◆ Exercise materials

▬▬▬▬▬▬▬▬▬▬

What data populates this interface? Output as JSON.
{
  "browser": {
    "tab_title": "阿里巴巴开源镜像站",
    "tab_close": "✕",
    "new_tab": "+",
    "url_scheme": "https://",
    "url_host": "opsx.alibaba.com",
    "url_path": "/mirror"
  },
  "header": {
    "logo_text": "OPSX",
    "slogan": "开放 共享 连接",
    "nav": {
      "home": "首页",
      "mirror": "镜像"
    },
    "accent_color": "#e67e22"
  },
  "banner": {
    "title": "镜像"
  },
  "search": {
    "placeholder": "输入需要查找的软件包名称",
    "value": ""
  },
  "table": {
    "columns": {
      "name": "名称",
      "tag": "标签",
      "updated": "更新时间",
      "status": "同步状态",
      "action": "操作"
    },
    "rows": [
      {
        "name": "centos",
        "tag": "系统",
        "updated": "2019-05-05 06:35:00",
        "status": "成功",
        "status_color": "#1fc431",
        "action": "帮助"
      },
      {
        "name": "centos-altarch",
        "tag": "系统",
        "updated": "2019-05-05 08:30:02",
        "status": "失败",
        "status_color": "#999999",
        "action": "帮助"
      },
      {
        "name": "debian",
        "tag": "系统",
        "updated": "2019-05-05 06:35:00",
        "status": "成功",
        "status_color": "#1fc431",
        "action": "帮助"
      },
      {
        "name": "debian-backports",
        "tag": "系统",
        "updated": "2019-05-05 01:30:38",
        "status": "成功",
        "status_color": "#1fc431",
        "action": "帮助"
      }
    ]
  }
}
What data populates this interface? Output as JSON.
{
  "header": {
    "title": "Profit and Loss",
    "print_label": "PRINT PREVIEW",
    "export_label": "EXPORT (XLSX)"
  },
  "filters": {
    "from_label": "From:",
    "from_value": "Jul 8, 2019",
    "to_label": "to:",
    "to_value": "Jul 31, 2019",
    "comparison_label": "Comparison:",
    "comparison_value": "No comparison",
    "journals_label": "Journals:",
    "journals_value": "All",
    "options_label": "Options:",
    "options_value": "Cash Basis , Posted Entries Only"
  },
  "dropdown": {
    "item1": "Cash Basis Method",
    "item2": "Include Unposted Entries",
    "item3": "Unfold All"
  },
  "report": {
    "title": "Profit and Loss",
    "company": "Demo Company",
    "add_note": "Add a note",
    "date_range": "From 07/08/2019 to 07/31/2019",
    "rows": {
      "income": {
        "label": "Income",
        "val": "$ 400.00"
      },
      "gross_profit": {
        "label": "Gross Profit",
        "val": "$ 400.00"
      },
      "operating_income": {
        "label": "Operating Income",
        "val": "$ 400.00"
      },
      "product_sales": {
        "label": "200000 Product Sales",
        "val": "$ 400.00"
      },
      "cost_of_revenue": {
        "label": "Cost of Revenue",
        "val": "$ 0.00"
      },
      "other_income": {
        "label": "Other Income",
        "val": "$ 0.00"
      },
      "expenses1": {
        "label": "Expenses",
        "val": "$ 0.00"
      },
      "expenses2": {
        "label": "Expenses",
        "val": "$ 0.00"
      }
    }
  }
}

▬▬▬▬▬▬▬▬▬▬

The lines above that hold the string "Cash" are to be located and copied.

    "options_value": "Cash Basis , Posted Entries Only"
    "item1": "Cash Basis Method",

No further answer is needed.